## Exercise prompt
Set out each line from the following listing that includes the word "body".

## Material for this task
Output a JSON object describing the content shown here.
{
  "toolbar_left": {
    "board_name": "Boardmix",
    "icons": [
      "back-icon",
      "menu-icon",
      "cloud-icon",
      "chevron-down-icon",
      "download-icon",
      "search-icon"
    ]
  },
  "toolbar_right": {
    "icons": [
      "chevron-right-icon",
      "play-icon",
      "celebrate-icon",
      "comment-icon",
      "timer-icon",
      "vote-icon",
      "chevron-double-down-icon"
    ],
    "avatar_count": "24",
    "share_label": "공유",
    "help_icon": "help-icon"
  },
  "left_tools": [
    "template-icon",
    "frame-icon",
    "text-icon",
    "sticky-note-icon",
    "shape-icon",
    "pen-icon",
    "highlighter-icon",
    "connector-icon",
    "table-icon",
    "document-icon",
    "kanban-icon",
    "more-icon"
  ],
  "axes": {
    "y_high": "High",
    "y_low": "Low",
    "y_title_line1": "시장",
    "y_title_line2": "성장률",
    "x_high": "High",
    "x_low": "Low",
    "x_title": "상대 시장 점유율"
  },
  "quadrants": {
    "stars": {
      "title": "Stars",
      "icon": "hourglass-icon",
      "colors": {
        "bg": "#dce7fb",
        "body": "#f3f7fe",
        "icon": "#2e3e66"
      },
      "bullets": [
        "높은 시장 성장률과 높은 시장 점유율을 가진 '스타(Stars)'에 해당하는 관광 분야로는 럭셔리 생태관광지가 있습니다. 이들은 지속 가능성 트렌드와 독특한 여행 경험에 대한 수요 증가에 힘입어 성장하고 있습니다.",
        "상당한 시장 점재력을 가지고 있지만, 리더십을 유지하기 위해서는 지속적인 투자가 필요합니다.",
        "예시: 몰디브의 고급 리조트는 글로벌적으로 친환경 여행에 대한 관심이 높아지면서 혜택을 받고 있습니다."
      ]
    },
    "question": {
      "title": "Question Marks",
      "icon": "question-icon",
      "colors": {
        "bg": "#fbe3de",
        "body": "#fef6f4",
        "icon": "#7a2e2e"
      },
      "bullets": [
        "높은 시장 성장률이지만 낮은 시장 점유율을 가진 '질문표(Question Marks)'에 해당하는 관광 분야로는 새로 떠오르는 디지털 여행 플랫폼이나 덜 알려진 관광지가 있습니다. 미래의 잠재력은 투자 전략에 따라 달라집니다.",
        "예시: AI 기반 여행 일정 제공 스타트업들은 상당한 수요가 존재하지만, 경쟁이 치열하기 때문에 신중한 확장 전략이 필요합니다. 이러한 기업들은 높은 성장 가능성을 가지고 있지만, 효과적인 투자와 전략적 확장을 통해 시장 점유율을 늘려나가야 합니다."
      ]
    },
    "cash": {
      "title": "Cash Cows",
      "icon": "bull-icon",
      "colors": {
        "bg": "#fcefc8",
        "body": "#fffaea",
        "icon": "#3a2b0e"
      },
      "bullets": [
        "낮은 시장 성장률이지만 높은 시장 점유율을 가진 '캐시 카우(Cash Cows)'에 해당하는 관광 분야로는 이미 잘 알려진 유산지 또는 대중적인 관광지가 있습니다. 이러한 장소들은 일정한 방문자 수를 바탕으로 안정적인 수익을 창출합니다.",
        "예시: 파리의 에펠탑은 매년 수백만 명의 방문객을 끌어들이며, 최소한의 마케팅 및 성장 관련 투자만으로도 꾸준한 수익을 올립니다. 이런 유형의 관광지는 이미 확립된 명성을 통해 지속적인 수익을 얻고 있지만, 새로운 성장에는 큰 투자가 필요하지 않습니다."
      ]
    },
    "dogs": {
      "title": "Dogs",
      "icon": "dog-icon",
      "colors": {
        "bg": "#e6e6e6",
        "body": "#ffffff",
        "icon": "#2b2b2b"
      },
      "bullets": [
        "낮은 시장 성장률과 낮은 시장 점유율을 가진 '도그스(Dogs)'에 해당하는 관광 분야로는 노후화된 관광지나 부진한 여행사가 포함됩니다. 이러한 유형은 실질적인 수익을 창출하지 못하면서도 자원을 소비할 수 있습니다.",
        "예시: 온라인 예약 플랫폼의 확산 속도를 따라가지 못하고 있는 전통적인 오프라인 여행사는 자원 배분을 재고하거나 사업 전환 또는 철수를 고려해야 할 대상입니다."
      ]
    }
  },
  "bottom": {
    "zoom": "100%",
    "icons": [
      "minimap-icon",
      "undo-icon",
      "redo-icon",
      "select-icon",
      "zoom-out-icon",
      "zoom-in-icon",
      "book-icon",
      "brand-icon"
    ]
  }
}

## Response to this task
        "body": "#f3f7fe",
        "body": "#fef6f4",
        "body": "#fffaea",
        "body": "#ffffff",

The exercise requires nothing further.